Talking about Feminist, a young woman from the South Bronx,Millie DeLeon is the epitome of a chicana gangsta girl that you wanted not only by your side but to raise your children with and just like in the film Empire, this chicana woman was smart. This film has everything, it is definitely a must see. A young couple raising two boys, th father apart of the drug cartel violently killed but his girl Millie had been investing the drug proceeds in Microsoft. This was in the late 1980s. “I just committed one error,” she reveals to her child years after the fact. “I didn’t purchase enough.”
What she purchased, in any case, was sufficient to transform $2 million into a fortune, and as the story bounces forward 20 years Millie (Wanda DeJesus) is living in a rich rural home, and one of her children, Wilson DeLeon Jr., is going to Danbury College, pulling down 4.0 evaluations and is infatuated with an understudy named Ana (Dania Ramirez). He additionally helps his mom raise sibling brother,Randy (Antonio Ortiz), who is by an alternate dad, since Wilson DeLeon Sr. got gunned down on the day he was conceived.
“Illegal Tender” was directed by John Singleton who did an amazing job with “Boys In The Hood”. About another youthful South Bronx boss captivated by the way of life of an ostentatious Wall Street wonderkid. His hero this opportunity arrives nearer to making a break, yet the troublemakers from his mom’s sweetheart’s past have long recollections, and a greater number of reasons than we might suspect for needing her and her family dead.
It doesn’t mind. This film depends on show, not rationale. Generally four or five assassins would not come bringing without trying to hide and start shooting at the outside the DeLeon house. A showdown between by a fortyish housewife and her child whose whole life had been pampered.The film circles DeJesus and her energetic presentation as a mother who needs to ensure her family. The other principle strand is the way Wilson Jr. advances in a brief span from College in becoming his dad’s child. This adventure returns him to Puerto Rico and a quest for his dad’s past.
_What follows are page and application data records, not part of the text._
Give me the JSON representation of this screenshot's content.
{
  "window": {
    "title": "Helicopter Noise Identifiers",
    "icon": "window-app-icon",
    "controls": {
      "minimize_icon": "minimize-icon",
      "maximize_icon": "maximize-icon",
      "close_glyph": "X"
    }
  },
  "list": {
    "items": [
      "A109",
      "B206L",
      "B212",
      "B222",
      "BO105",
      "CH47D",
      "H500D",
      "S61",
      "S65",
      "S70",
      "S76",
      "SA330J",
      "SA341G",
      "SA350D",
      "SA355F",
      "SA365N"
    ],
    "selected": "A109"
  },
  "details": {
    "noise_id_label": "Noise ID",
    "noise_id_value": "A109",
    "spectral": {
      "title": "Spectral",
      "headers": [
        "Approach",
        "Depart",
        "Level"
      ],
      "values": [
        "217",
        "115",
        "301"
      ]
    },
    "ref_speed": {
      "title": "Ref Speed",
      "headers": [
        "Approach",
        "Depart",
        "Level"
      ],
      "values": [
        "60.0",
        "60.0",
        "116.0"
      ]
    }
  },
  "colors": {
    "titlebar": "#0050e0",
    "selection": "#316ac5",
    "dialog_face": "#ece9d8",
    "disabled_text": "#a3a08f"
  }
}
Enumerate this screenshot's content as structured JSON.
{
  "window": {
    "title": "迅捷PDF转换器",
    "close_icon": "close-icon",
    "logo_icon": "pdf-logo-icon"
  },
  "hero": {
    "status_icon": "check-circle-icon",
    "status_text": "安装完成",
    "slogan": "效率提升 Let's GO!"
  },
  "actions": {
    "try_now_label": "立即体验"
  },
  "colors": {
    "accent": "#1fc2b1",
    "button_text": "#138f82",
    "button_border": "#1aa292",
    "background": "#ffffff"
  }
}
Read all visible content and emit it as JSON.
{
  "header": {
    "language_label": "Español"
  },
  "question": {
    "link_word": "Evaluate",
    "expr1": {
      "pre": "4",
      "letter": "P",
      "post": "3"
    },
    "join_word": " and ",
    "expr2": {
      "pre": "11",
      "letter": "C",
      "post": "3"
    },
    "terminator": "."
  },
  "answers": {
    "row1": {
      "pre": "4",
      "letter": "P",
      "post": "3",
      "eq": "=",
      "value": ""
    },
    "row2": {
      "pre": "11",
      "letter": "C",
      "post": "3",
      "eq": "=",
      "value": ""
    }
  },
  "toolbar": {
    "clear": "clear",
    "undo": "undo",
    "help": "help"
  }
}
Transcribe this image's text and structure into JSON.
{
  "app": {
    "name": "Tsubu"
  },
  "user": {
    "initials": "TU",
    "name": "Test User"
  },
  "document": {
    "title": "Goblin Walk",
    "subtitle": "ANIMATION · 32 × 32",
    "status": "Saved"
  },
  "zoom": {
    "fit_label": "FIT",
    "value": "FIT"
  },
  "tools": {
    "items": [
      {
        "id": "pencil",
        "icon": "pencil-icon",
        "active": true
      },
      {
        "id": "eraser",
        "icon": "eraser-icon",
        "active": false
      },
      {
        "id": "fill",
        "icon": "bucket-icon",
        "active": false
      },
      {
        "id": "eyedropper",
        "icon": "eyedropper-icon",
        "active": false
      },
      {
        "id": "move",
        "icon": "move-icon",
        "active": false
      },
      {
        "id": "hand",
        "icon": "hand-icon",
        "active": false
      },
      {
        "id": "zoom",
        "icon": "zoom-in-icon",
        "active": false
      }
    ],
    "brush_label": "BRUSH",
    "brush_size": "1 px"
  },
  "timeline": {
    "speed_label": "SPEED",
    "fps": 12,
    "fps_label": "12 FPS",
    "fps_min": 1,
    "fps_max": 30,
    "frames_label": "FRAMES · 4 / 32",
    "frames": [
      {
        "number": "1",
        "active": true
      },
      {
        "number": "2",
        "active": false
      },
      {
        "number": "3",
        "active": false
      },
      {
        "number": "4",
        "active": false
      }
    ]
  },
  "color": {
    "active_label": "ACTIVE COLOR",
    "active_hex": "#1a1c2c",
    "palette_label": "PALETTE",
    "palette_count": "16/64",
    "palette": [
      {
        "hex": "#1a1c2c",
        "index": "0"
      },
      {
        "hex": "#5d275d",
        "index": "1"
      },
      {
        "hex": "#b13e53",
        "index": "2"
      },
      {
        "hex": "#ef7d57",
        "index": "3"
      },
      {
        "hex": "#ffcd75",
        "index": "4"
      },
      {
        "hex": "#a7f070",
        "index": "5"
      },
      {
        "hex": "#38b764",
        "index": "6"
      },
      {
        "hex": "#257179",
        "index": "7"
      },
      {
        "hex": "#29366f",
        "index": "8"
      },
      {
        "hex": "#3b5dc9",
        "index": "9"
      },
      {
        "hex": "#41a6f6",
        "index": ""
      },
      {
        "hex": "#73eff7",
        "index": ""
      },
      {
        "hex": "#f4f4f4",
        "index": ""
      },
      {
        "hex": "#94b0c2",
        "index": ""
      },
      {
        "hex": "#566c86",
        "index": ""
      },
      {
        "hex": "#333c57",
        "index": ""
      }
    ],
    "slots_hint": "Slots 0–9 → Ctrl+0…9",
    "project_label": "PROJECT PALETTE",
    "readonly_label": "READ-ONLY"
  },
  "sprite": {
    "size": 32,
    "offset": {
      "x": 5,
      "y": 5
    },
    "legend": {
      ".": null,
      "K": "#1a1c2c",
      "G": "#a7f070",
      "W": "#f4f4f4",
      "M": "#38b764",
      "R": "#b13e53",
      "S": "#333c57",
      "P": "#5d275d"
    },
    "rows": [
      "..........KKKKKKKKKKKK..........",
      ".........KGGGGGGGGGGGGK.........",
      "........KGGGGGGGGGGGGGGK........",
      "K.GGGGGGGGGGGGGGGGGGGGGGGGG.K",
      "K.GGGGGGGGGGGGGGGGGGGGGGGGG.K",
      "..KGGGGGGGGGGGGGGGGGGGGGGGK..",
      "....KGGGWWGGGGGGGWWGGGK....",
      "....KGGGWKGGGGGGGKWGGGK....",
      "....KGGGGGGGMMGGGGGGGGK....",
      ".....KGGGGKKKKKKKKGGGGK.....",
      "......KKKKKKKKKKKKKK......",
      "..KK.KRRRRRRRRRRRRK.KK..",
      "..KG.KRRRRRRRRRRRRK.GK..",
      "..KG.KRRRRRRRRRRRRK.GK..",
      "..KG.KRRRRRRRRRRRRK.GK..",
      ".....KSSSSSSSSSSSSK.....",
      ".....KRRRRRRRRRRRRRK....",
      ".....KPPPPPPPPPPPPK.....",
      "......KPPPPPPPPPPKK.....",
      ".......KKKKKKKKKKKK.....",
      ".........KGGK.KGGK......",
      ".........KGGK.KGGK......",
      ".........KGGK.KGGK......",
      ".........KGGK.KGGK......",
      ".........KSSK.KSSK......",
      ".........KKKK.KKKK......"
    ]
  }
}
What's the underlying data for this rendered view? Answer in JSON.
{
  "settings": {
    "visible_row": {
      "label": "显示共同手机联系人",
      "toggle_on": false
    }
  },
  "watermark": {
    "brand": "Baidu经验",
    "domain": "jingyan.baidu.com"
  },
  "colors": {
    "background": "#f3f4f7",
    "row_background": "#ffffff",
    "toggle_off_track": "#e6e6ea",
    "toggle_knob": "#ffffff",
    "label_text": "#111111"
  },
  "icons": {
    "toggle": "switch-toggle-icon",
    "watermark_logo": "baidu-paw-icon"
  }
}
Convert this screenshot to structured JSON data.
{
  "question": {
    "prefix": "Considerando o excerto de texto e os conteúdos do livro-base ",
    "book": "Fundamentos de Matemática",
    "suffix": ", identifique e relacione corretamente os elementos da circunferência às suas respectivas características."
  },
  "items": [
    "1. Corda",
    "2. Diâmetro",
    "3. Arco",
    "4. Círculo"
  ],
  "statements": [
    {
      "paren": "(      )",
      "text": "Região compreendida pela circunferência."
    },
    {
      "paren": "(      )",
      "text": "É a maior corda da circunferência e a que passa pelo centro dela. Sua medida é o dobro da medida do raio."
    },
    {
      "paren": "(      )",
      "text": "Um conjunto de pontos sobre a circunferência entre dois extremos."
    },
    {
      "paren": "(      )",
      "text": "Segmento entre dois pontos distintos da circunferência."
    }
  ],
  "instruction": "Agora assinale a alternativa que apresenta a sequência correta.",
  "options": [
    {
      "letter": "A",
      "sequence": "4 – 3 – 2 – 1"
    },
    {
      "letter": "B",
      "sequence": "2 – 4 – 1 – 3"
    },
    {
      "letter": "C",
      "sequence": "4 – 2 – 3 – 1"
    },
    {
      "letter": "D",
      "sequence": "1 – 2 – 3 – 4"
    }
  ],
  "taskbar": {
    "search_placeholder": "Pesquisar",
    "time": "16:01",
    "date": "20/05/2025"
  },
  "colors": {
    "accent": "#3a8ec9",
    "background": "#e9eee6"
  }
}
“Why you talk such great Spanish?” the boss asks him. “I’m Puerto Rican,” he says. “Better believe it,” he says, “however most Puerto Ricans from New York talk lousy Spanish.” I needed Wilson Jr. to clarify, “Besides, I got a four-point normal in Spanish at school.” A direct quote from the film proving that no matter who your parents are, you can do and be better.This film was great.